Caroful avod; all ostontaUoil,
ditlllh.v l(lmllZv with ,! .
le f , ffl d m'
Mr r
men ns spectators in the governor's
of lice, Secretary of Stee Olcott this
morning took the customary oath,
whereby he became officially the chief
xecutive of the state The ceremony
waJ impressive even in its simplicity
ns amid nn uttor silence wnne-natred
old Justice McBride held up nn hand
and administered tho oath. And if it
wm.u iiiiiipnDa'it'A ilia Dtinn i n i n O ur r m
gakmn ' th(j omeM J
r(Ml , t(l (ln,)lo rM 'il)ilit Rnd h
- , ;. .,,,,. t ' ,i,, V iitlt
company, ilo said in part:
' (ieutlemen, 1 have come to the most
momentous event of my life, and I take
up tho work and responsibilities of this
office in a most -humble mnnuor.
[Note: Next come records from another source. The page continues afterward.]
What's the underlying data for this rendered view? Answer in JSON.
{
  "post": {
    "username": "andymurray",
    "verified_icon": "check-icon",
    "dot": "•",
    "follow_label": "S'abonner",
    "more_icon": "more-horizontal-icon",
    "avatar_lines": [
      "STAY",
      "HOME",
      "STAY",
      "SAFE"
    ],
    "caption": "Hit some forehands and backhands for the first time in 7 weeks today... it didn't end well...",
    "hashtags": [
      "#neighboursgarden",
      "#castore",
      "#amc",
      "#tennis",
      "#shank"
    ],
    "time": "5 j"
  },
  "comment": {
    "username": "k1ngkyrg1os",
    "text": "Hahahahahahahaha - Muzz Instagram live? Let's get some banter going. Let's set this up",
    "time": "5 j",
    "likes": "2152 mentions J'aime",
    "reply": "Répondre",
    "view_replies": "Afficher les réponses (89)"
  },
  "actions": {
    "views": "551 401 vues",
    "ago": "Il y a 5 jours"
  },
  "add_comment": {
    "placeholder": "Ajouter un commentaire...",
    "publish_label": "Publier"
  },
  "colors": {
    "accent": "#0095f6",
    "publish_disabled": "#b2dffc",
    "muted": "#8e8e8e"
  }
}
I
find myself too much overcome by tlio
solemnity of this moment to mane any
xtended wtr.ti'ment, but at some iuluro
,i(mr , M Vfis ,f moro freoy
fi(.0 with tho universal respect, good-
wiu and assured co-operation of tho en-
One of the first official acts of Go -
crnor Uicott, lonowing inaugural, was
tho appointment of a woman secretary
ns a notary public. The cornploto list
of notaries appointed this morning i
as follows:
. rnmwell, Grains fcsn; J. ntoui,
Wendlmg; Huron Horensea, Amity; k.
E. Hiun, Portland; Henry Hcisel, Tilia-
O. M. Hand, Homestead; H. U
Estncnda; Noah Vibbert,
Ver logicalv his next act would ba
to wire R. A. Booth, of tho stf.to high
way commission, urging him to rccon-
(Continut'd on page three)